# ACTIVITY
Report every line in the listing below where the string "java" shows up.

+ + +

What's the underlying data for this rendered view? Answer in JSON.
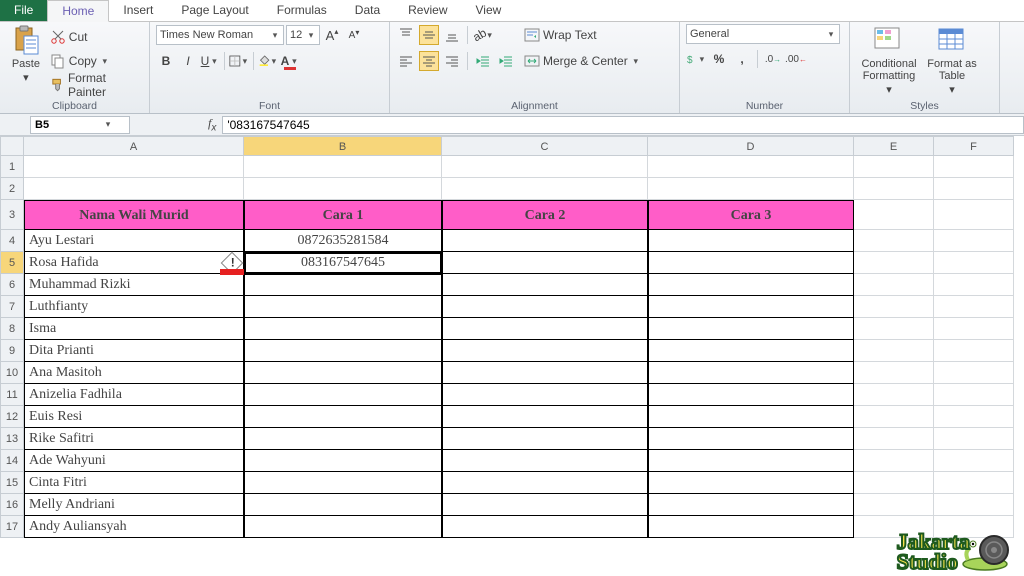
{
  "tabs": {
    "file": "File",
    "home": "Home",
    "insert": "Insert",
    "pageLayout": "Page Layout",
    "formulas": "Formulas",
    "data": "Data",
    "review": "Review",
    "view": "View"
  },
  "clipboard": {
    "paste": "Paste",
    "cut": "Cut",
    "copy": "Copy",
    "formatPainter": "Format Painter",
    "group": "Clipboard"
  },
  "font": {
    "name": "Times New Roman",
    "size": "12",
    "group": "Font"
  },
  "alignment": {
    "wrap": "Wrap Text",
    "merge": "Merge & Center",
    "group": "Alignment"
  },
  "number": {
    "format": "General",
    "group": "Number"
  },
  "styles": {
    "cond": "Conditional Formatting",
    "table": "Format as Table",
    "group": "Styles"
  },
  "namebox": "B5",
  "formula": "'083167547645",
  "columns": [
    "A",
    "B",
    "C",
    "D",
    "E",
    "F"
  ],
  "headerRow": {
    "a": "Nama Wali Murid",
    "b": "Cara 1",
    "c": "Cara 2",
    "d": "Cara 3"
  },
  "rows": [
    {
      "n": "1"
    },
    {
      "n": "2"
    },
    {
      "n": "3",
      "a": "Nama Wali Murid",
      "b": "Cara 1",
      "c": "Cara 2",
      "d": "Cara 3",
      "hdr": true
    },
    {
      "n": "4",
      "a": "Ayu Lestari",
      "b": "0872635281584"
    },
    {
      "n": "5",
      "a": "Rosa Hafida",
      "b": "083167547645",
      "sel": true
    },
    {
      "n": "6",
      "a": "Muhammad Rizki"
    },
    {
      "n": "7",
      "a": "Luthfianty"
    },
    {
      "n": "8",
      "a": "Isma"
    },
    {
      "n": "9",
      "a": "Dita Prianti"
    },
    {
      "n": "10",
      "a": "Ana Masitoh"
    },
    {
      "n": "11",
      "a": "Anizelia Fadhila"
    },
    {
      "n": "12",
      "a": "Euis Resi"
    },
    {
      "n": "13",
      "a": "Rike Safitri"
    },
    {
      "n": "14",
      "a": "Ade Wahyuni"
    },
    {
      "n": "15",
      "a": "Cinta Fitri"
    },
    {
      "n": "16",
      "a": "Melly Andriani"
    },
    {
      "n": "17",
      "a": "Andy Auliansyah"
    }
  ],
  "watermark": "Jakarta\nStudio"
}
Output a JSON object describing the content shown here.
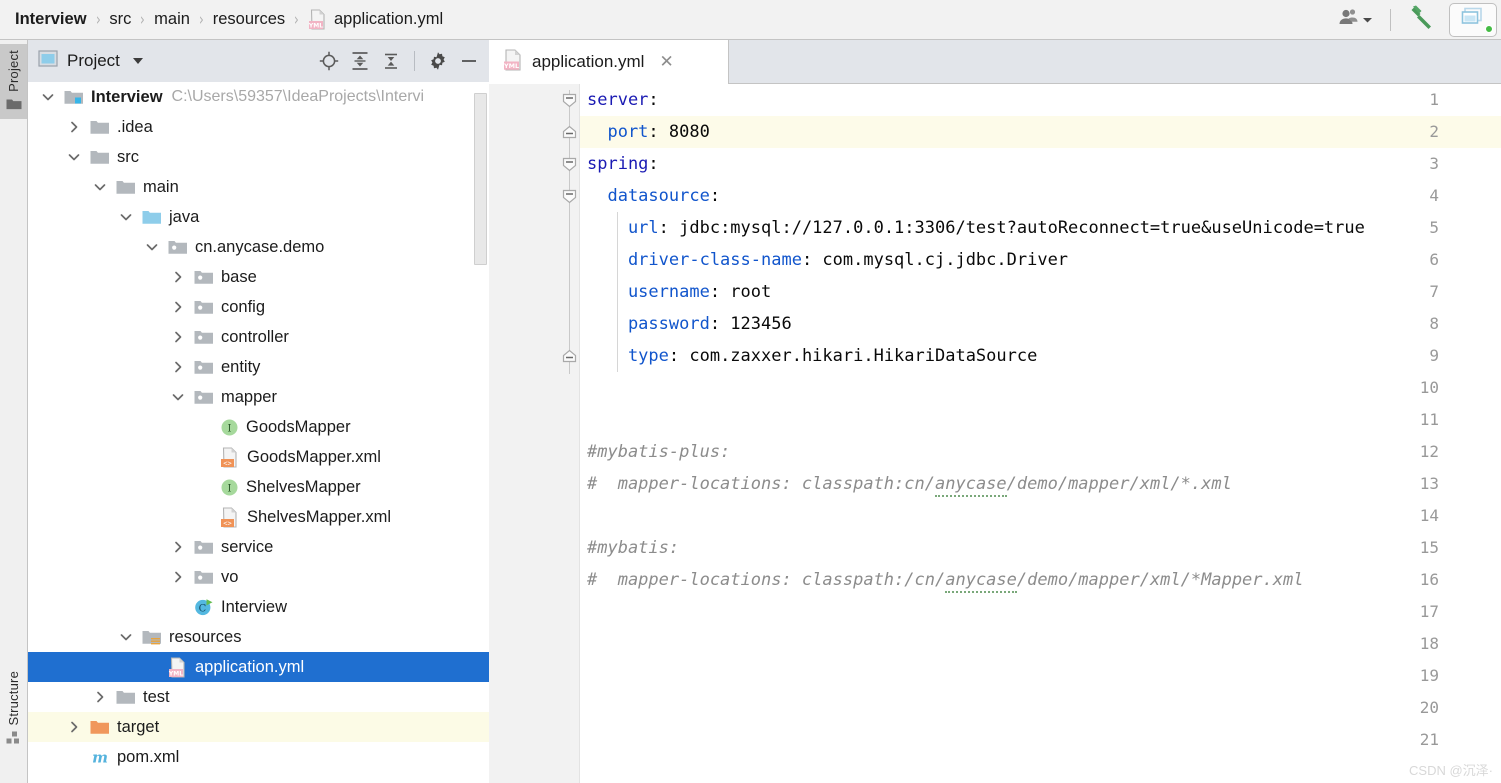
{
  "breadcrumb": {
    "items": [
      {
        "label": "Interview",
        "icon": "none",
        "root": true
      },
      {
        "label": "src",
        "icon": "none",
        "root": false
      },
      {
        "label": "main",
        "icon": "none",
        "root": false
      },
      {
        "label": "resources",
        "icon": "none",
        "root": false
      },
      {
        "label": "application.yml",
        "icon": "yml-file-icon",
        "root": false
      }
    ],
    "separator": "›"
  },
  "topbar_right": {
    "user_icon": "user-avatar-icon",
    "user_dropdown_icon": "chevron-down-icon",
    "build_icon": "hammer-build-icon",
    "preview_icon": "window-preview-icon",
    "preview_status_color": "#44bb44"
  },
  "toolstrip": {
    "project_label": "Project",
    "project_icon": "folder-icon",
    "structure_label": "Structure",
    "structure_icon": "structure-blocks-icon"
  },
  "project_panel": {
    "title": "Project",
    "dropdown_icon": "chevron-down-icon",
    "tools": [
      {
        "name": "locate-in-tree-icon",
        "label": "Select Opened File"
      },
      {
        "name": "expand-all-icon",
        "label": "Expand All"
      },
      {
        "name": "collapse-all-icon",
        "label": "Collapse All"
      },
      {
        "name": "settings-gear-icon",
        "label": "Settings"
      },
      {
        "name": "hide-panel-icon",
        "label": "Hide"
      }
    ],
    "tree": [
      {
        "label": "Interview",
        "path": "C:\\Users\\59357\\IdeaProjects\\Intervi",
        "indent": 0,
        "arrow": "down",
        "icon": "module-icon",
        "bold": true,
        "state": "normal"
      },
      {
        "label": ".idea",
        "path": "",
        "indent": 1,
        "arrow": "right",
        "icon": "folder-gray-icon",
        "bold": false,
        "state": "normal"
      },
      {
        "label": "src",
        "path": "",
        "indent": 1,
        "arrow": "down",
        "icon": "folder-gray-icon",
        "bold": false,
        "state": "normal"
      },
      {
        "label": "main",
        "path": "",
        "indent": 2,
        "arrow": "down",
        "icon": "folder-gray-icon",
        "bold": false,
        "state": "normal"
      },
      {
        "label": "java",
        "path": "",
        "indent": 3,
        "arrow": "down",
        "icon": "source-root-icon",
        "bold": false,
        "state": "normal"
      },
      {
        "label": "cn.anycase.demo",
        "path": "",
        "indent": 4,
        "arrow": "down",
        "icon": "package-icon",
        "bold": false,
        "state": "normal"
      },
      {
        "label": "base",
        "path": "",
        "indent": 5,
        "arrow": "right",
        "icon": "package-icon",
        "bold": false,
        "state": "normal"
      },
      {
        "label": "config",
        "path": "",
        "indent": 5,
        "arrow": "right",
        "icon": "package-icon",
        "bold": false,
        "state": "normal"
      },
      {
        "label": "controller",
        "path": "",
        "indent": 5,
        "arrow": "right",
        "icon": "package-icon",
        "bold": false,
        "state": "normal"
      },
      {
        "label": "entity",
        "path": "",
        "indent": 5,
        "arrow": "right",
        "icon": "package-icon",
        "bold": false,
        "state": "normal"
      },
      {
        "label": "mapper",
        "path": "",
        "indent": 5,
        "arrow": "down",
        "icon": "package-icon",
        "bold": false,
        "state": "normal"
      },
      {
        "label": "GoodsMapper",
        "path": "",
        "indent": 6,
        "arrow": "none",
        "icon": "java-interface-icon",
        "bold": false,
        "state": "normal"
      },
      {
        "label": "GoodsMapper.xml",
        "path": "",
        "indent": 6,
        "arrow": "none",
        "icon": "xml-file-icon",
        "bold": false,
        "state": "normal"
      },
      {
        "label": "ShelvesMapper",
        "path": "",
        "indent": 6,
        "arrow": "none",
        "icon": "java-interface-icon",
        "bold": false,
        "state": "normal"
      },
      {
        "label": "ShelvesMapper.xml",
        "path": "",
        "indent": 6,
        "arrow": "none",
        "icon": "xml-file-icon",
        "bold": false,
        "state": "normal"
      },
      {
        "label": "service",
        "path": "",
        "indent": 5,
        "arrow": "right",
        "icon": "package-icon",
        "bold": false,
        "state": "normal"
      },
      {
        "label": "vo",
        "path": "",
        "indent": 5,
        "arrow": "right",
        "icon": "package-icon",
        "bold": false,
        "state": "normal"
      },
      {
        "label": "Interview",
        "path": "",
        "indent": 5,
        "arrow": "none",
        "icon": "java-runnable-class-icon",
        "bold": false,
        "state": "normal"
      },
      {
        "label": "resources",
        "path": "",
        "indent": 3,
        "arrow": "down",
        "icon": "resource-root-icon",
        "bold": false,
        "state": "normal"
      },
      {
        "label": "application.yml",
        "path": "",
        "indent": 4,
        "arrow": "none",
        "icon": "yml-file-icon",
        "bold": false,
        "state": "selected"
      },
      {
        "label": "test",
        "path": "",
        "indent": 2,
        "arrow": "right",
        "icon": "folder-gray-icon",
        "bold": false,
        "state": "normal"
      },
      {
        "label": "target",
        "path": "",
        "indent": 1,
        "arrow": "right",
        "icon": "folder-excluded-icon",
        "bold": false,
        "state": "highlight"
      },
      {
        "label": "pom.xml",
        "path": "",
        "indent": 1,
        "arrow": "none",
        "icon": "maven-icon",
        "bold": false,
        "state": "normal"
      }
    ]
  },
  "editor": {
    "tab": {
      "label": "application.yml",
      "icon": "yml-file-icon",
      "close_icon": "close-icon",
      "active": true
    },
    "caret_line": 2,
    "total_lines": 21,
    "lines": [
      {
        "n": 1,
        "indent": 0,
        "fold": "start",
        "tokens": [
          {
            "t": "server",
            "c": "k1"
          },
          {
            "t": ":",
            "c": "val"
          }
        ]
      },
      {
        "n": 2,
        "indent": 1,
        "fold": "end",
        "tokens": [
          {
            "t": "  port",
            "c": "k2"
          },
          {
            "t": ": 8080",
            "c": "val"
          }
        ]
      },
      {
        "n": 3,
        "indent": 0,
        "fold": "start",
        "tokens": [
          {
            "t": "spring",
            "c": "k1"
          },
          {
            "t": ":",
            "c": "val"
          }
        ]
      },
      {
        "n": 4,
        "indent": 1,
        "fold": "start",
        "tokens": [
          {
            "t": "  datasource",
            "c": "k2"
          },
          {
            "t": ":",
            "c": "val"
          }
        ]
      },
      {
        "n": 5,
        "indent": 2,
        "fold": "none",
        "tokens": [
          {
            "t": "    url",
            "c": "k2"
          },
          {
            "t": ": jdbc:mysql://127.0.0.1:3306/test?autoReconnect=true&useUnicode=true",
            "c": "val"
          }
        ]
      },
      {
        "n": 6,
        "indent": 2,
        "fold": "none",
        "tokens": [
          {
            "t": "    driver-class-name",
            "c": "k2"
          },
          {
            "t": ": com.mysql.cj.jdbc.Driver",
            "c": "val"
          }
        ]
      },
      {
        "n": 7,
        "indent": 2,
        "fold": "none",
        "tokens": [
          {
            "t": "    username",
            "c": "k2"
          },
          {
            "t": ": root",
            "c": "val"
          }
        ]
      },
      {
        "n": 8,
        "indent": 2,
        "fold": "none",
        "tokens": [
          {
            "t": "    password",
            "c": "k2"
          },
          {
            "t": ": 123456",
            "c": "val"
          }
        ]
      },
      {
        "n": 9,
        "indent": 2,
        "fold": "end",
        "tokens": [
          {
            "t": "    type",
            "c": "k2"
          },
          {
            "t": ": com.zaxxer.hikari.HikariDataSource",
            "c": "val"
          }
        ]
      },
      {
        "n": 10,
        "indent": 0,
        "fold": "none",
        "tokens": []
      },
      {
        "n": 11,
        "indent": 0,
        "fold": "none",
        "tokens": []
      },
      {
        "n": 12,
        "indent": 0,
        "fold": "none",
        "tokens": [
          {
            "t": "#mybatis-plus:",
            "c": "cmt"
          }
        ]
      },
      {
        "n": 13,
        "indent": 0,
        "fold": "none",
        "tokens": [
          {
            "t": "#  mapper-locations: classpath:cn/",
            "c": "cmt"
          },
          {
            "t": "anycase",
            "c": "cmt squig"
          },
          {
            "t": "/demo/mapper/xml/*.xml",
            "c": "cmt"
          }
        ]
      },
      {
        "n": 14,
        "indent": 0,
        "fold": "none",
        "tokens": []
      },
      {
        "n": 15,
        "indent": 0,
        "fold": "none",
        "tokens": [
          {
            "t": "#mybatis:",
            "c": "cmt"
          }
        ]
      },
      {
        "n": 16,
        "indent": 0,
        "fold": "none",
        "tokens": [
          {
            "t": "#  mapper-locations: classpath:/cn/",
            "c": "cmt"
          },
          {
            "t": "anycase",
            "c": "cmt squig"
          },
          {
            "t": "/demo/mapper/xml/*Mapper.xml",
            "c": "cmt"
          }
        ]
      },
      {
        "n": 17,
        "indent": 0,
        "fold": "none",
        "tokens": []
      },
      {
        "n": 18,
        "indent": 0,
        "fold": "none",
        "tokens": []
      },
      {
        "n": 19,
        "indent": 0,
        "fold": "none",
        "tokens": []
      },
      {
        "n": 20,
        "indent": 0,
        "fold": "none",
        "tokens": []
      },
      {
        "n": 21,
        "indent": 0,
        "fold": "none",
        "tokens": []
      }
    ]
  },
  "watermark": "CSDN @沉泽·",
  "colors": {
    "selection_blue": "#1f6fd0",
    "highlight_yellow": "#fcfbe6",
    "caret_line": "#fdfbe9",
    "key_top": "#1a1ab3",
    "key_nested": "#1155cc",
    "comment": "#8c8c8c",
    "panel_header": "#e2e5ea",
    "topbar": "#f2f2f2"
  }
}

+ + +

# WRITTEN SOLUTION
        "label": "java",
        "icon": "java-interface-icon",
        "icon": "java-interface-icon",
        "icon": "java-runnable-class-icon",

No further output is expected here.